For Rocks, Stones, and Dust, Bonnie Devine has created a new installation consisting of a chunk of gneiss, 92 hardwood stakes draped in muslin, and a sample of uranium.
The gneiss is from Serpent River First Nation in Ontario, near the site of a demolished sulphuric acid plant, where raw ore from nearby uranium mines was smelted in the 1950s and 1960s. The 92 (the atomic number of uranium) hardwood stakes were pulled from land near the Humber River (which flows into Lake Ontario), where they were part of an earlier installation by the artist. The uranium sample is in a state of active decay, or radioactive cascade, which is a chained series of transformations during which the parent isotope, uranium, emits particles as it decays into its daughter isotope, thorium. Phenomenology provokes an embodied relation with—and perception of—our surroundings to assist our understanding and respect for that which can’t be seen.

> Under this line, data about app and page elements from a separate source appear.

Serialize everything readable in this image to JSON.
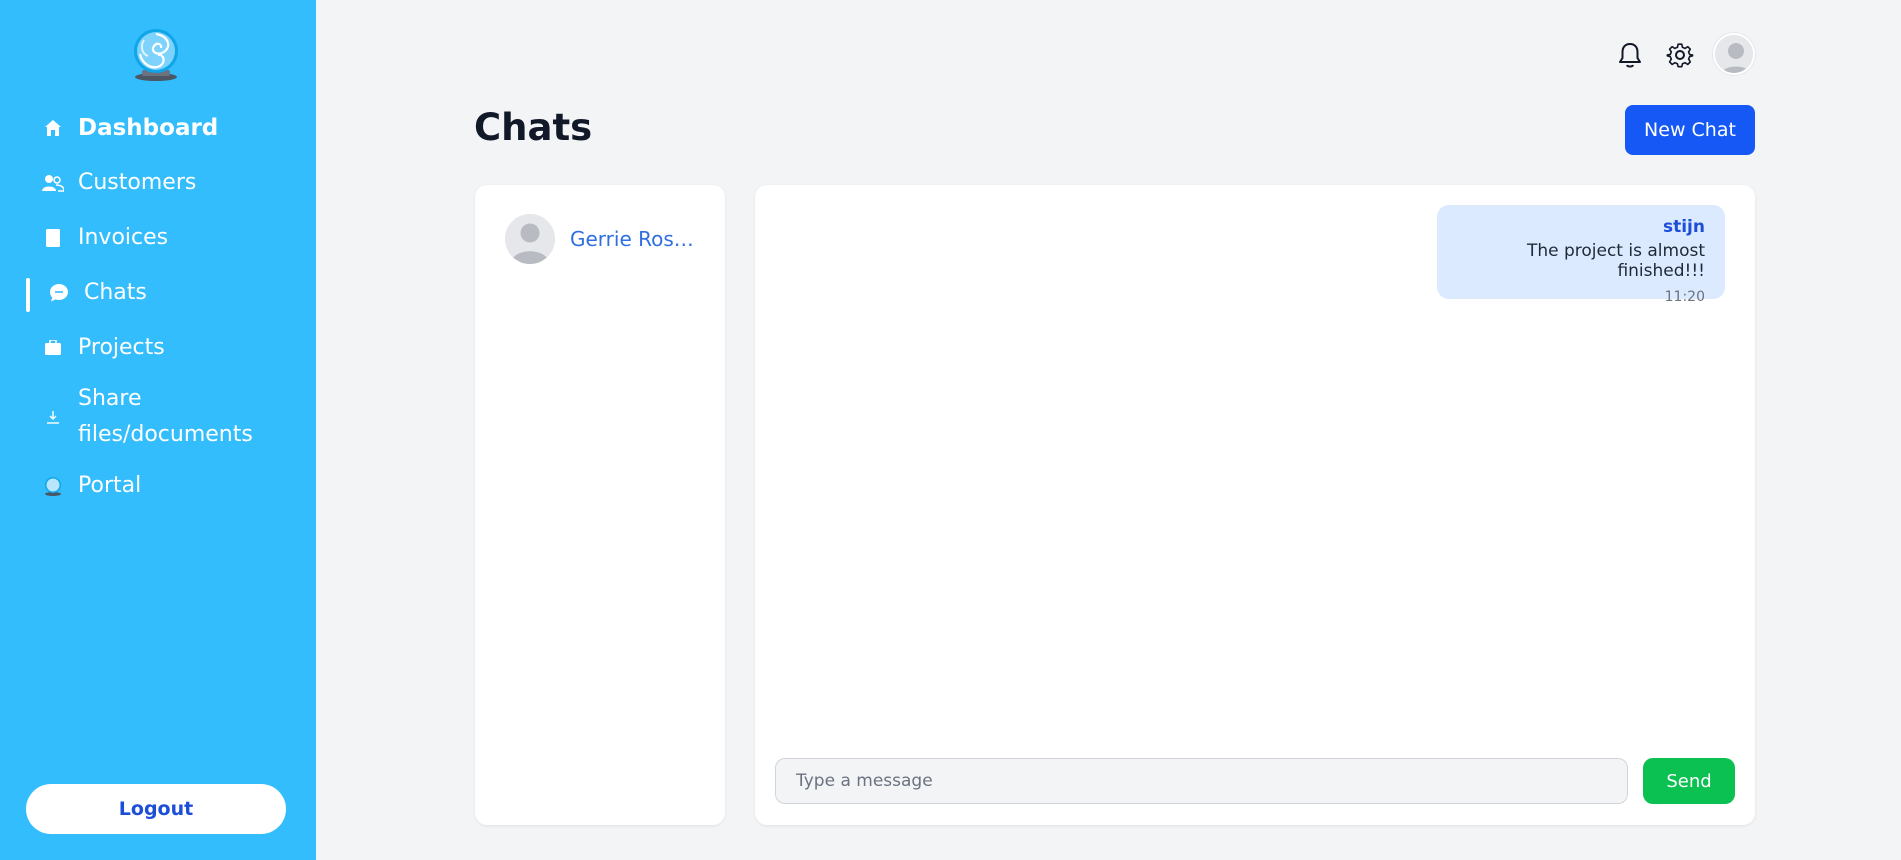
{
  "app": {
    "logo_icon": "portal-globe-logo",
    "accent_color": "#33bdfd",
    "primary_button_color": "#1558f5",
    "send_button_color": "#0bc152"
  },
  "sidebar": {
    "items": [
      {
        "label": "Dashboard",
        "icon": "home-icon"
      },
      {
        "label": "Customers",
        "icon": "users-icon"
      },
      {
        "label": "Invoices",
        "icon": "document-icon"
      },
      {
        "label": "Chats",
        "icon": "chat-bubble-icon",
        "active": true
      },
      {
        "label": "Projects",
        "icon": "briefcase-icon"
      },
      {
        "label": "Share files/documents",
        "icon": "download-icon"
      },
      {
        "label": "Portal",
        "icon": "globe-icon"
      }
    ],
    "logout_label": "Logout"
  },
  "header": {
    "notification_icon": "bell-icon",
    "settings_icon": "gear-icon",
    "avatar_icon": "user-avatar"
  },
  "main": {
    "title": "Chats",
    "new_chat_label": "New Chat"
  },
  "contacts": [
    {
      "name": "Gerrie Rossouw"
    }
  ],
  "conversation": {
    "messages": [
      {
        "sender": "stijn",
        "text": "The project is almost finished!!!",
        "time": "11:20"
      }
    ],
    "input_placeholder": "Type a message",
    "input_value": "",
    "send_label": "Send"
  }
}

Bonnie Devine is a member of Serpent River First Nation, Genaabaajing, Anishinaabe Ojibwa territory on the north shore of Lake Huron in central Ontario. She is a sculptor, painter, curator, writer, and educator whose work emerges from the storytelling and image-making traditions that are central to Anishinaabe culture. Formally educated in sculpture and installation art at the Ontario College of Art and Design and York University, she says her most enduring learning came from her parents and grandparents, particularly her grandmother, Maggie Meawasige.

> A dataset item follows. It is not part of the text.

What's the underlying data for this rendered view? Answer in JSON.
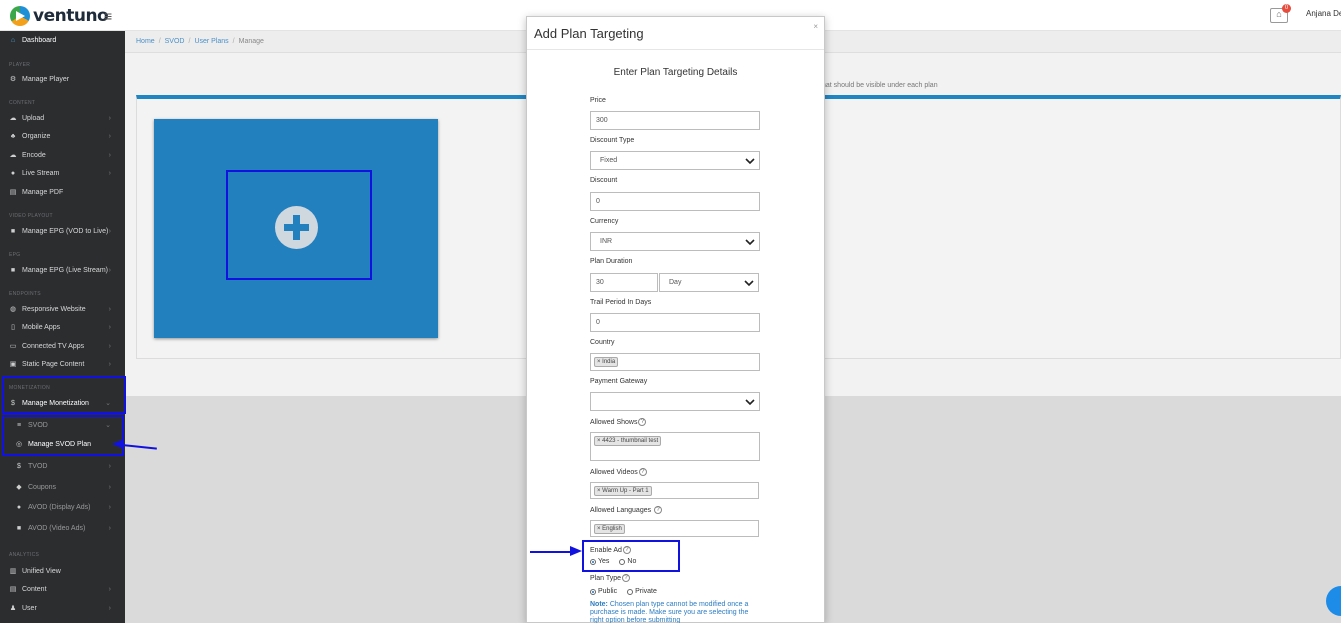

Devine is an Associate Professor at OCAD University in Toronto. She is the Founding Chair of OCAD U’s Indigenous Visual Culture program. Her sculpture, installation, video, and curatorial projects have been exhibited in solo and group film festivals and exhibitions in Canada, the USA, South America, Russia, Europe, and China and have been recognized internationally in several awards, including an Eiteljorg Fellowship of contemporary Native American Art in 2011.